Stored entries
********************

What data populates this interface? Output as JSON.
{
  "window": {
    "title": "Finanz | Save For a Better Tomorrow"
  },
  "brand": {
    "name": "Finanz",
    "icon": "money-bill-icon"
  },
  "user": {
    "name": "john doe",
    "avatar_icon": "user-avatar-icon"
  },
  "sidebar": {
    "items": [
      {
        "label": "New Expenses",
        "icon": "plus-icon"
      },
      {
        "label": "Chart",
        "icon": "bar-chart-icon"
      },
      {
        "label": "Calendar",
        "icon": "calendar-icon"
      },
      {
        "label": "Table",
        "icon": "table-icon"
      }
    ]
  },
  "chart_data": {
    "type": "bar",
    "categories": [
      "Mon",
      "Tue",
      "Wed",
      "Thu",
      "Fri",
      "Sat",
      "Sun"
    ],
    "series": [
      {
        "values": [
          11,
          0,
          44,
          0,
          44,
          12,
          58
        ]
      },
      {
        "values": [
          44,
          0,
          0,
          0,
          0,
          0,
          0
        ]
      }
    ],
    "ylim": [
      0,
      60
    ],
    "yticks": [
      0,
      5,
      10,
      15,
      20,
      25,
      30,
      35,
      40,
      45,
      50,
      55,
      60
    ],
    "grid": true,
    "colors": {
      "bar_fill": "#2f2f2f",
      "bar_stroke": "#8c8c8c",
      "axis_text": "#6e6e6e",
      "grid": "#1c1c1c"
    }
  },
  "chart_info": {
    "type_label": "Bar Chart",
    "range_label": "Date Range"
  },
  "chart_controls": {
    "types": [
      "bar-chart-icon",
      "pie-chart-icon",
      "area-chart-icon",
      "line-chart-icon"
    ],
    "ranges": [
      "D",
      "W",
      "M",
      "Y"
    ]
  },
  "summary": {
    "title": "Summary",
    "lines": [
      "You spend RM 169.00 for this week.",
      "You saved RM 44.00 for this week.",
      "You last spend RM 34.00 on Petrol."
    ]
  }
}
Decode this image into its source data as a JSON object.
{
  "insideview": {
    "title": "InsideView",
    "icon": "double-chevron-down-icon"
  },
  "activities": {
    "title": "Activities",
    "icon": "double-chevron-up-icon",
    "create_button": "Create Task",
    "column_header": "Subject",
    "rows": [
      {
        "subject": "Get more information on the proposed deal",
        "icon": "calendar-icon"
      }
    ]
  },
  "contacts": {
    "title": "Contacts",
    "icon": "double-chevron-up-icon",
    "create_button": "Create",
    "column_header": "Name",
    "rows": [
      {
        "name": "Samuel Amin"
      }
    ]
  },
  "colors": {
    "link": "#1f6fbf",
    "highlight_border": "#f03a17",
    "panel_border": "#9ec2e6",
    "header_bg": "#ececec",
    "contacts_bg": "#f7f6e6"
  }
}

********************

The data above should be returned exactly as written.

What data populates this interface? Output as JSON.
{
  "window": {
    "title": "Finanz | Save For a Better Tomorrow"
  },
  "brand": {
    "name": "Finanz",
    "icon": "money-bill-icon"
  },
  "user": {
    "name": "john doe",
    "avatar_icon": "user-avatar-icon"
  },
  "sidebar": {
    "items": [
      {
        "label": "New Expenses",
        "icon": "plus-icon"
      },
      {
        "label": "Chart",
        "icon": "bar-chart-icon"
      },
      {
        "label": "Calendar",
        "icon": "calendar-icon"
      },
      {
        "label": "Table",
        "icon": "table-icon"
      }
    ]
  },
  "chart_data": {
    "type": "bar",
    "categories": [
      "Mon",
      "Tue",
      "Wed",
      "Thu",
      "Fri",
      "Sat",
      "Sun"
    ],
    "series": [
      {
        "values": [
          11,
          0,
          44,
          0,
          44,
          12,
          58
        ]
      },
      {
        "values": [
          44,
          0,
          0,
          0,
          0,
          0,
          0
        ]
      }
    ],
    "ylim": [
      0,
      60
    ],
    "yticks": [
      0,
      5,
      10,
      15,
      20,
      25,
      30,
      35,
      40,
      45,
      50,
      55,
      60
    ],
    "grid": true,
    "colors": {
      "bar_fill": "#2f2f2f",
      "bar_stroke": "#8c8c8c",
      "axis_text": "#6e6e6e",
      "grid": "#1c1c1c"
    }
  },
  "chart_info": {
    "type_label": "Bar Chart",
    "range_label": "Date Range"
  },
  "chart_controls": {
    "types": [
      "bar-chart-icon",
      "pie-chart-icon",
      "area-chart-icon",
      "line-chart-icon"
    ],
    "ranges": [
      "D",
      "W",
      "M",
      "Y"
    ]
  },
  "summary": {
    "title": "Summary",
    "lines": [
      "You spend RM 169.00 for this week.",
      "You saved RM 44.00 for this week.",
      "You last spend RM 34.00 on Petrol."
    ]
  }
}
Decode this image into its source data as a JSON object.
{
  "insideview": {
    "title": "InsideView",
    "icon": "double-chevron-down-icon"
  },
  "activities": {
    "title": "Activities",
    "icon": "double-chevron-up-icon",
    "create_button": "Create Task",
    "column_header": "Subject",
    "rows": [
      {
        "subject": "Get more information on the proposed deal",
        "icon": "calendar-icon"
      }
    ]
  },
  "contacts": {
    "title": "Contacts",
    "icon": "double-chevron-up-icon",
    "create_button": "Create",
    "column_header": "Name",
    "rows": [
      {
        "name": "Samuel Amin"
      }
    ]
  },
  "colors": {
    "link": "#1f6fbf",
    "highlight_border": "#f03a17",
    "panel_border": "#9ec2e6",
    "header_bg": "#ececec",
    "contacts_bg": "#f7f6e6"
  }
}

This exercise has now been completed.